CM: It is always changing. I tasted more working as a Somm, which I miss. Anywhere from 5-30 depending on the week and what I have lined up.
GFR: When tasting with clients do you choose to spit or swallow?
CM: Depends how I’m feeling. Last tasting of the day I always swallow.
GFR: What’s your “house” wine at home?
CM: Always changing.
GFR: Most remembered glass of wine ever?
CM: In Piedmont sitting on the Terrace of Sergio Germano, Terroni’s Barolo producer having a glass of ’05 Barolo and looking over the Serralunga vineyards. It’s when I fell in love with Nebbiolo and finally understood it. That love affair still exists and probably always will.
GFR: What is your perfect glass (or bottle) of wine at the end of a crazy day at work?
CM: Rose! Of all sorts…
GFR: And now the cheesy question Cassandra… If you were a grape varietal which would you be? and why?
CM: Pinot Noir. Classic. Complex. Versatile. Highly debatable. Difficult.
GFR: Thank you for taking the time Cassandra!… and thanks for doing this AGAIN.
Edinburgh-born/Toronto-based Sommelier, consultant, writer, judge, and educator Jamie Drummond is the Director of Programs/Editor of Good Food Revolution.
Peter Boyd has been a part of Toronto’s wine scene for over two decades. He has taught the Diploma level for the International Sommeliers Guild, and has been the sommelier at Scaramouche Restaurant since 1993. He also writes about wine, food and pop culture and raises show molerats for fun and profit. He’s also one of the most solid guys in the business.Trust this man. Seriously… he knows his shit and is slowly taking over this city. He just celebrated his 67th birthday!
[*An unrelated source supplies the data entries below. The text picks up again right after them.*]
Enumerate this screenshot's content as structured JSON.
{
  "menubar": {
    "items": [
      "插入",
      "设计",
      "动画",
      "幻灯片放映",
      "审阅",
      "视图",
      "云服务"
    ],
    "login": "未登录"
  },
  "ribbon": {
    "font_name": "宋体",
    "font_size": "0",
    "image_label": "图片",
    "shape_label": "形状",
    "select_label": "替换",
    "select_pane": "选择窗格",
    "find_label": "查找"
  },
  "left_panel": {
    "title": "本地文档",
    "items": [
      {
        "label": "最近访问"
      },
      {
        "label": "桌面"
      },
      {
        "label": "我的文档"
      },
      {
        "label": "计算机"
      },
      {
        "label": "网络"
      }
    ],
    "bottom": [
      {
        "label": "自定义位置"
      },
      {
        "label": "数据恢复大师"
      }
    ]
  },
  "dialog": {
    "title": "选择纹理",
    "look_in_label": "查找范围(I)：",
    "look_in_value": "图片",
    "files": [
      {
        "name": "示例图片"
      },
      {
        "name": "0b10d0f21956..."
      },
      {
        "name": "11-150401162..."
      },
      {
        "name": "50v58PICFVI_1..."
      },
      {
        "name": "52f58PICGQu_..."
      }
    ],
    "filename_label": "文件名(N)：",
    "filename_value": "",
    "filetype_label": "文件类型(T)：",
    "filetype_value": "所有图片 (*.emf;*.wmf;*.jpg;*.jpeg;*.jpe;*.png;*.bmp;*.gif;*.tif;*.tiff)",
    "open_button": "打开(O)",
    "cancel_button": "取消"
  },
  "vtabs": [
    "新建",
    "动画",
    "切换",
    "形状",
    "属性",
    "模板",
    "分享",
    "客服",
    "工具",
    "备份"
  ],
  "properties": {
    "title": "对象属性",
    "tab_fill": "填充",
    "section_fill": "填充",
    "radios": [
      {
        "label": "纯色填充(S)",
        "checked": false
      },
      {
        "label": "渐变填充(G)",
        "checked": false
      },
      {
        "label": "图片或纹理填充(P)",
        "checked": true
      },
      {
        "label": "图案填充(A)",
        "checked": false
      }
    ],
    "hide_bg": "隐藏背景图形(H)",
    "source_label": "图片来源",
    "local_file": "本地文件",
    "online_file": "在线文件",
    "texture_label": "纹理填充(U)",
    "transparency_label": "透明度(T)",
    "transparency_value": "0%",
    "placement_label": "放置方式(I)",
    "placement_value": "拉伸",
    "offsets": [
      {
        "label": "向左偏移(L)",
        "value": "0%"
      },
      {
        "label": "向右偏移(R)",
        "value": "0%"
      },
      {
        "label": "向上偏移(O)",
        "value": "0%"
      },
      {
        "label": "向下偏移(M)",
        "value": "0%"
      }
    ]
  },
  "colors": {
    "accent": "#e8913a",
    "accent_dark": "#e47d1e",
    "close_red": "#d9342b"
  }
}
A well-known and much respected figure on the Toronto food and wine scene for almost twenty years, Potvin has worked in many of the city’s very best establishments including Biffs, Canoe, and Eau. In 2004 Potvin opened his incarnation of the Niagara Street Café, a restaurant that has gone from strength to strength year after year, with universal critical acclaim. Anton spends much of his time traveling and tasting wine and has been ranked highly in consecutive years of the International Wine Challenge. Anton recently opened his exciting new project DaiLo with Chef Nick Liu.